The Adafruit Feather RP2040 with RFM95 LoRa Radio – 915MHz – RadioFruit and STEMMA QT (Feather LoRa from here on out) is a microcontroller paired with a LoRa 900MHz band radio for data communication. LoRa, short for long range, is a data radio standard for low-data rate, long-distance communication. Its range will depend on the antenna you choose to connect to it, but a simple single-wire antenna should be able to cover more than a mile with the 100mW power output of the transmitter. Data rates for this transmitter in its default configuration will be about 5kBps. This makes LoRa effective for long-distance sensor monitoring, but not audio or video streaming.

This LoRa transmitter uses a spread-spectrum technology to transmit on a band that doesn’t require a license in the United States. Thus there is no frequency coordination needed to use it. There are several versions of Adafruit’s LoRa boards using different frequencies, so please consult your local regulations to find the correct board for use in your country. LoRa is in use worldwide, so there are many guides available on the internet. This board includes a u.FL connector, so it is possible to buy off-the shelf directional antennas and any adapters needed to connect them to the board. Again, pay attention to the version of the board you’re using in order to ensure the antenna you purchase covers the correct frequencies. The quickest and cheapest way to get this board up and running is to cut a piece of wire to one-fourth the wavelength of the transmitting frequency (7.8cm) and solder it to the pad marked ANT next to the u.FL connector.
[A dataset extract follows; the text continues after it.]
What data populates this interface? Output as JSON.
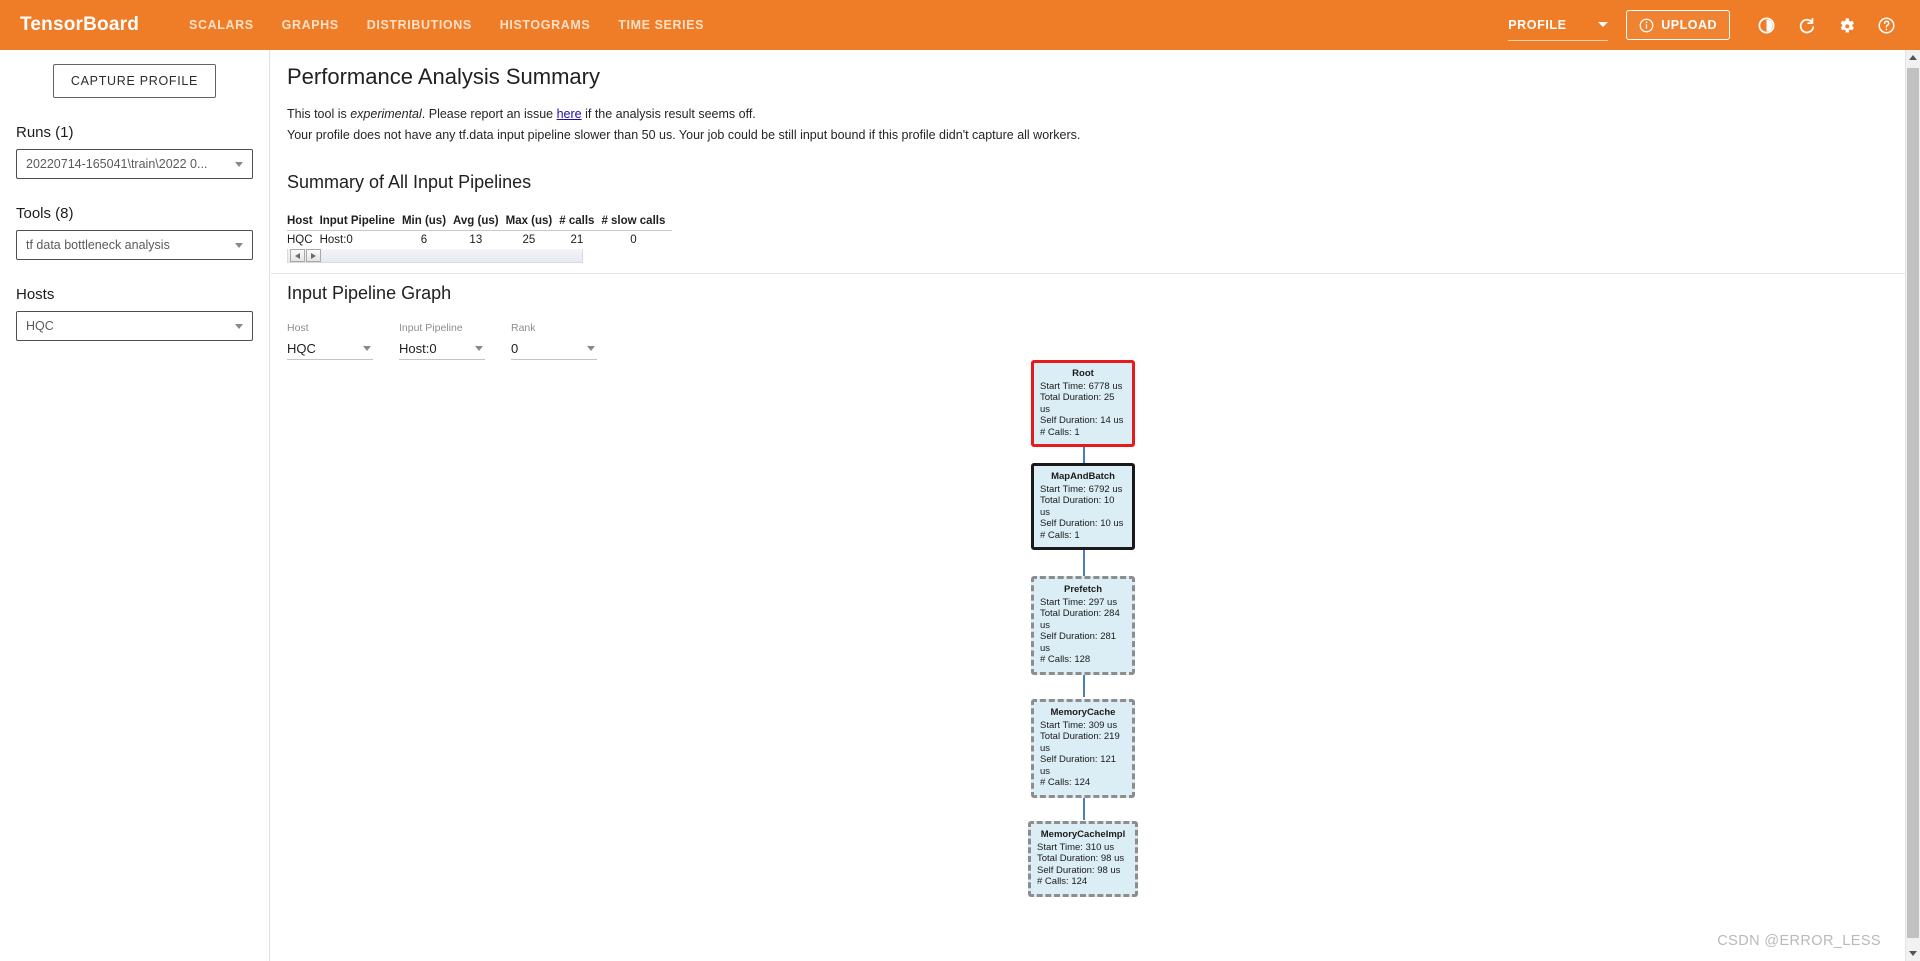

On the microcontroller side of the board we find the Raspberry Pi Foundation’s RP2040 microcontroller with 8 MB of attached Flash storage. Adafruit also makes Feather Lora boards with an ATmega32u4 or an ATSAMD Cortex M0+ microcontroller, so you have your choice of platforms. Each microcontroller communicates with the LoRa radio module over SPI. Adafruit also makes FeatherWings with LoRa radios, so you can add LoRa to a Feather you already own. Each of the Feather LoRa boards varies in what extras are found on board. This unit comes with a Stemma QT connector for attaching I2C-based peripherals and a NeoPixel RGB LED for status indication. All have a LiPoly battery connector and battery management chip. The board can be powered via battery or USB, with the management chip automatically charging the battery whenever USB power is connected.

Because this board features the RP2040, we can program it in either CircuitPython or the Arduino IDE. Adafruit provides a guide that will get you up and running in either environment. We tested the board with the Arduino IDE, where a third-party board manager URL is needed to add support for the RP2040. Once support for the microcontroller is installed, you have a choice of library to use for the LoRa radio. Because this radio is already well supported, Adafruit did not write their own library. They instead recommend the RadioHead library which requires manual installation and a restart of Arduino IDE. Adafruit’s guide steps you through the example transmit and receive programs found in the File->Examples->RadioHead->feather menu. We had no problem getting the examples up and running.

Note that for effective communication you will need two LoRa radios. Setting up two Feather LoRas to transmit and receive is a great way to experiment with LoRa’s capabilities. When you are ready to join the worldwide Internet of Things, you will want to read up on LoRaWAN. In short, many areas around the world have receiver networks that will allow your LoRa-equipped device to send messages to application servers over the internet. LoRaWAN is a lower-power, lower-data-rate alternative to interfacing with cellular networks. We can only scratch the surface of LoRa and LoRaWAN in this review, so be sure to ask around your local makerspace or amateur radio club to find people using it for cool projects.

Standout features:

  • Support for LoRa in a compact package.
  • A powerful RP2040 microcontroller